      • Megacolon 
  • ↑oesophageal cancer 

Signs and Symptoms

Acute Phase 

  • Romaña’s sign (painless periorbital oedema) may be seen if the site of entry is the conjunctivae
  • Fever
  • malaise, anorexia 
  • anorexia
  • oedema
  • lymphadenopathy 
  • Hepatosplenomegaly
  • Myocarditis (rare)

Chronic Phase related to organ complications

  • Cardiomegaly 
  • Congestive heart failure (CHF) 
  • Arrhythmias 
  • Cardiac arrest 
  • Enteromegaly - achalasia, megaoesophagus, megacolon

Differential Diagnosis

  • Esophageal motility disorders 
  • Gastroesophageal reflux disease (GERD) 
  • Malaria 
  • Meningitis 
  • Myocardial infarction (MI)
  • Coronary artery disease (CAD) 
  • Esophageal rupture 
  • Angina pectoris 
  • Hirschsprung Disease 
  • Constipation


Acute Phase

  • Blood film
    • wet prep or Giemsa smear for detection of circulating parasites, Trypomastigotes
  • Blood culture

Chronic Phase

  • In order to diagnosis a chronic Chagas disease, a mixture of clinical findings and the patient’s likelihood that they would have been infected are discussed 
  • IgG antibodies to the parasite
  • If chronic Chagas disease is likely, then the following tests are advised:
    • Electrocardiogram (ECG) - RBBB, heart block
    • Chest and abdominal X-ray 
    • Cardiac Echo 
    • Gastroscopy and colonscopy
Remember Chronic Chagas’ disease is diagnosed by detection of IgG antibodies to the parasite in the presence of clinical symptoms.


Acute Phase Chagas Disease

  • Benznidazole (nitroimidazole antimicrobial)
    • Contraindicated for those with history of psychiatric disorders, pregnancy, severe renal and liver dysfunction and alcohol misuse  
    • Side effects include rash, peripheral neuropathy, and bone marrow suppression
  • Nifurtimox
    • Contraindicated for those with history of psychiatric disorders, pregnancy, severe renal and liver dysfunction
    • Side effects include nausea, vomiting, abdominal pain, weight loss, and neurological symptoms

Chronic infection

  • treatment is supportive. 
  • Pacemakers are helpful in patients with bradyarrhythmias. 
  • Megaoesophagus may be treated with balloon dilatation/myomectomy of the lower oesophageal sphincter. 
  • Megacolon is managed with high-fibre diet and laxatives/enemas. Surgery may be required for complications.

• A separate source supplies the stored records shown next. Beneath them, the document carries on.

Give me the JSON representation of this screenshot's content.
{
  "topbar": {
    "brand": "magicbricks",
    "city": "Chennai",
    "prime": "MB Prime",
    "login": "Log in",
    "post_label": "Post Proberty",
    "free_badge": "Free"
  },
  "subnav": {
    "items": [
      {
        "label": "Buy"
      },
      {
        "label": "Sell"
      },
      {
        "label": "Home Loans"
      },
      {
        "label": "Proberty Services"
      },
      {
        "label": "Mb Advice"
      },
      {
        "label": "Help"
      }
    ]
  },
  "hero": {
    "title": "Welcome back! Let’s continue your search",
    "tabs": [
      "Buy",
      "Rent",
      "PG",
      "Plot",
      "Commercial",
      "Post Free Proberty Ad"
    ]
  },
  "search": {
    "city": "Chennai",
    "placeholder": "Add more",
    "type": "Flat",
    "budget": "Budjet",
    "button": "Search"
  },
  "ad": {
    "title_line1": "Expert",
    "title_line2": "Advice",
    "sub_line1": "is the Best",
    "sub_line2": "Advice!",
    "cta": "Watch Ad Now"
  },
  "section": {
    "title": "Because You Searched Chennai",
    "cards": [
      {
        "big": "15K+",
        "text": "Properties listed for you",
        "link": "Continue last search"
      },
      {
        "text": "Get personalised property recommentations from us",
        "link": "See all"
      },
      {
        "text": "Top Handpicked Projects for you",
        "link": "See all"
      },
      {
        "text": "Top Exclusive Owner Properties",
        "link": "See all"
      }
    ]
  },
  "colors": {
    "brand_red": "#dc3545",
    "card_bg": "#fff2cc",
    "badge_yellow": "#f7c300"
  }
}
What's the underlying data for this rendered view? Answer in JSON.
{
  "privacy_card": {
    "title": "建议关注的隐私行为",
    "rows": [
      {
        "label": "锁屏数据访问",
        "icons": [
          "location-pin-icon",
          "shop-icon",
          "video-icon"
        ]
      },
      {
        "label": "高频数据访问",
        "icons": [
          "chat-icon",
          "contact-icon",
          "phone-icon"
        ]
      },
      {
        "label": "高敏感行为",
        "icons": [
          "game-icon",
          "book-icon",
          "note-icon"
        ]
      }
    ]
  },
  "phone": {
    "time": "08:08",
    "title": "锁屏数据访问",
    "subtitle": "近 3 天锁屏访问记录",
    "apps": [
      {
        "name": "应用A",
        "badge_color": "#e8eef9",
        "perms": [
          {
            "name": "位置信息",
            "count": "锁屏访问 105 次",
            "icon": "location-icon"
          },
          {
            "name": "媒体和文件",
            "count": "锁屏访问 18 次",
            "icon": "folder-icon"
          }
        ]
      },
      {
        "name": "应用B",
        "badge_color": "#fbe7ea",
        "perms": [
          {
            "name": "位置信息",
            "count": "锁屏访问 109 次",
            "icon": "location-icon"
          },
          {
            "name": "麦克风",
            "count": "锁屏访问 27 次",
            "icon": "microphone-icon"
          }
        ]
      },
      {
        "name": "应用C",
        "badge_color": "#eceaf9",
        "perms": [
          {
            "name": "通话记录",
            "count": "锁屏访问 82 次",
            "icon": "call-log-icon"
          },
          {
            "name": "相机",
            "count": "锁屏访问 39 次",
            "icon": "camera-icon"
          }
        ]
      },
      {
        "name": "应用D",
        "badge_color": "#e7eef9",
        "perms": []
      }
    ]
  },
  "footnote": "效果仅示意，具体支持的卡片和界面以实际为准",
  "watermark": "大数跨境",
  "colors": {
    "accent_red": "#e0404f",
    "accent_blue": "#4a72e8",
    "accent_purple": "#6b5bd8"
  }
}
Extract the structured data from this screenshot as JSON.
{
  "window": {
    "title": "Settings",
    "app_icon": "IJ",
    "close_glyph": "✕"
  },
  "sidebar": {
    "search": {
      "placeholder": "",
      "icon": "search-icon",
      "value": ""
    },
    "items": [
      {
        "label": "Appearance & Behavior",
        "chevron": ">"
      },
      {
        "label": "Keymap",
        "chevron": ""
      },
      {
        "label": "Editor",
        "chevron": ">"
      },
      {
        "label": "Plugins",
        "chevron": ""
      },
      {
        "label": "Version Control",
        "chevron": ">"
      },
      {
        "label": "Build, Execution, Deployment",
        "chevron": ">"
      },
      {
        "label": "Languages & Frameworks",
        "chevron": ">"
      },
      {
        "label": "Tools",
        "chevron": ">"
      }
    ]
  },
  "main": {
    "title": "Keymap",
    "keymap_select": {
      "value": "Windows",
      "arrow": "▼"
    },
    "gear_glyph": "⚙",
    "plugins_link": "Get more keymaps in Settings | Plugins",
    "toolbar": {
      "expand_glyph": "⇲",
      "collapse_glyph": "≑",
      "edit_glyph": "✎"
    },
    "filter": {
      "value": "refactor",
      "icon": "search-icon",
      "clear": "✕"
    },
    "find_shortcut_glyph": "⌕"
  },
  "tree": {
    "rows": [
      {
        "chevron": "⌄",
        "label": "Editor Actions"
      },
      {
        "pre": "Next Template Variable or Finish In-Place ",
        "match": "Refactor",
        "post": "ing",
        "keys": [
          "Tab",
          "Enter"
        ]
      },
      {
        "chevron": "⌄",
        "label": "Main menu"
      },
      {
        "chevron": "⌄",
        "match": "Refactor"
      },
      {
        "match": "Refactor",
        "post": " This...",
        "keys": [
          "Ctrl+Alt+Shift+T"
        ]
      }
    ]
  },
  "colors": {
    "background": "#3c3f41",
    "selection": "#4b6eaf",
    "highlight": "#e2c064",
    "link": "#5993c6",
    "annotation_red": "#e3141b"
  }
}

Complications and Prognosis


  • Cardiac arrhythmia 
  • Heart failure 
  • Infections to the brain or heart 
  • Cardiomegaly
    • Scarring 
    • Cardiomyopathy 
    • Myocarditis 
  • Enteromegaly 


Patients with chronic Chagas disease (including those with cardiomyopathy) have a poor prognosis. However, many live with the disease unbeknownst to them. Likewise, early intervention with medication provides patients with an optimistic prognosis.